From: Hugh Rogers, Messingham Road, Ashby.
I’M sure Jarvis Browning (The Yorkshire Post, July 21) means well, but I suggest that none of his reasons for employing expensive guards on trains are really that valid.
Helping a disabled person to board a train is a task better suited to station staff. Buying tickets should be done before passengers board a train.
The same goes for collecting and/or checking tickets and providing information on train services.
Stations should therefore all be manned as long as trains are running. Even these days, I suggest that fights between passengers on trains are pretty rare. Employing a full-time guard on the off-chance that such an incident might one day happen is a bit like having a fire engine parked outside your house in case your chip pan bursts into flame.
Similarly, if a passenger is taken ill, it is unlikely that a guard would possess the necessary medical skills to help them.

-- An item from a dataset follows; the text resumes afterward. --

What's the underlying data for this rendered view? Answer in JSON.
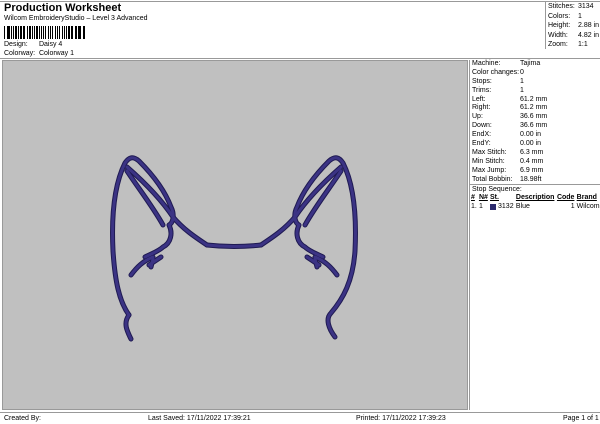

If an incident does occur, any passenger can alert the driver and get help from the next station up the line (which would of course be manned – train companies please note).